Problem requirements: With the pictures left out, write out the records verbatim.

Excerpts from an interface dataset:

|---|

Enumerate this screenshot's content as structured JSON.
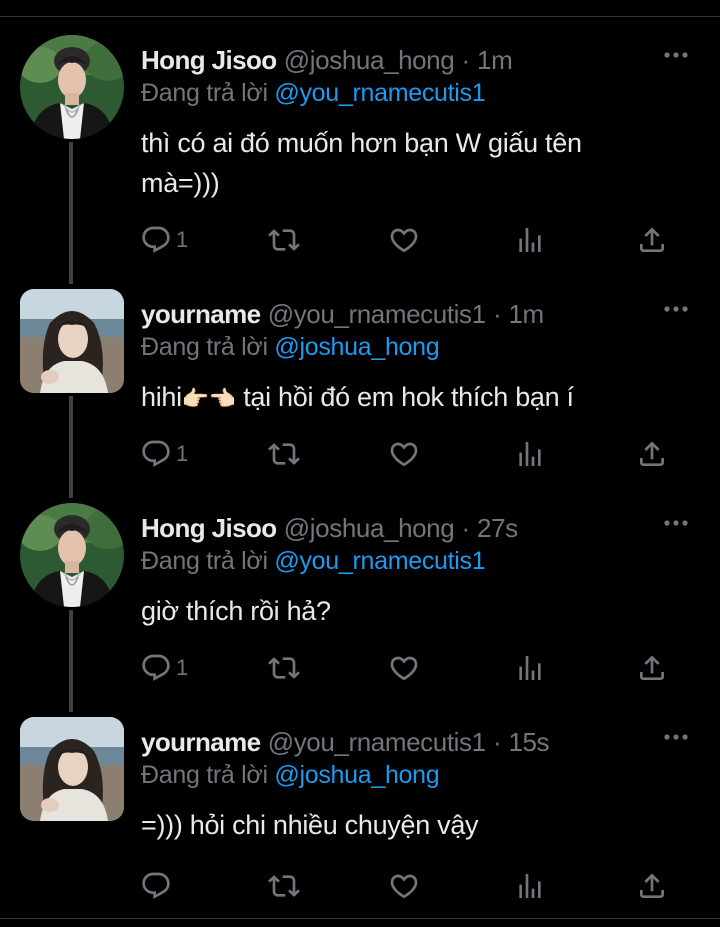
{
  "colors": {
    "background": "#000000",
    "text": "#e7e9ea",
    "muted": "#71767b",
    "link": "#1d9bf0",
    "thread_line": "#3e4144"
  },
  "tweets": [
    {
      "name": "Hong Jisoo",
      "handle": "@joshua_hong",
      "dot": "·",
      "time": "1m",
      "reply_prefix": "Đang trả lời",
      "reply_to": "@you_rnamecutis1",
      "text_1": "thì có ai đó muốn hơn bạn W giấu tên",
      "text_2": "mà=)))",
      "reply_count": "1"
    },
    {
      "name": "yourname",
      "handle": "@you_rnamecutis1",
      "dot": "·",
      "time": "1m",
      "reply_prefix": "Đang trả lời",
      "reply_to": "@joshua_hong",
      "text_a": "hihi",
      "emoji": "👉🏻👈🏻",
      "text_b": " tại hồi đó em hok thích bạn í",
      "reply_count": "1"
    },
    {
      "name": "Hong Jisoo",
      "handle": "@joshua_hong",
      "dot": "·",
      "time": "27s",
      "reply_prefix": "Đang trả lời",
      "reply_to": "@you_rnamecutis1",
      "text_1": "giờ thích rồi hả?",
      "reply_count": "1"
    },
    {
      "name": "yourname",
      "handle": "@you_rnamecutis1",
      "dot": "·",
      "time": "15s",
      "reply_prefix": "Đang trả lời",
      "reply_to": "@joshua_hong",
      "text_1": "=))) hỏi chi nhiều chuyện vậy",
      "reply_count": ""
    }
  ],
  "icons": {
    "reply": "reply-icon",
    "retweet": "retweet-icon",
    "like": "heart-icon",
    "views": "analytics-icon",
    "share": "share-icon",
    "more": "more-icon"
  }
}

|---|

Task result:
Enumerate this screenshot's content as structured JSON.
{
  "colors": {
    "background": "#000000",
    "text": "#e7e9ea",
    "muted": "#71767b",
    "link": "#1d9bf0",
    "thread_line": "#3e4144"
  },
  "tweets": [
    {
      "name": "Hong Jisoo",
      "handle": "@joshua_hong",
      "dot": "·",
      "time": "1m",
      "reply_prefix": "Đang trả lời",
      "reply_to": "@you_rnamecutis1",
      "text_1": "thì có ai đó muốn hơn bạn W giấu tên",
      "text_2": "mà=)))",
      "reply_count": "1"
    },
    {
      "name": "yourname",
      "handle": "@you_rnamecutis1",
      "dot": "·",
      "time": "1m",
      "reply_prefix": "Đang trả lời",
      "reply_to": "@joshua_hong",
      "text_a": "hihi",
      "emoji": "👉🏻👈🏻",
      "text_b": " tại hồi đó em hok thích bạn í",
      "reply_count": "1"
    },
    {
      "name": "Hong Jisoo",
      "handle": "@joshua_hong",
      "dot": "·",
      "time": "27s",
      "reply_prefix": "Đang trả lời",
      "reply_to": "@you_rnamecutis1",
      "text_1": "giờ thích rồi hả?",
      "reply_count": "1"
    },
    {
      "name": "yourname",
      "handle": "@you_rnamecutis1",
      "dot": "·",
      "time": "15s",
      "reply_prefix": "Đang trả lời",
      "reply_to": "@joshua_hong",
      "text_1": "=))) hỏi chi nhiều chuyện vậy",
      "reply_count": ""
    }
  ],
  "icons": {
    "reply": "reply-icon",
    "retweet": "retweet-icon",
    "like": "heart-icon",
    "views": "analytics-icon",
    "share": "share-icon",
    "more": "more-icon"
  }
}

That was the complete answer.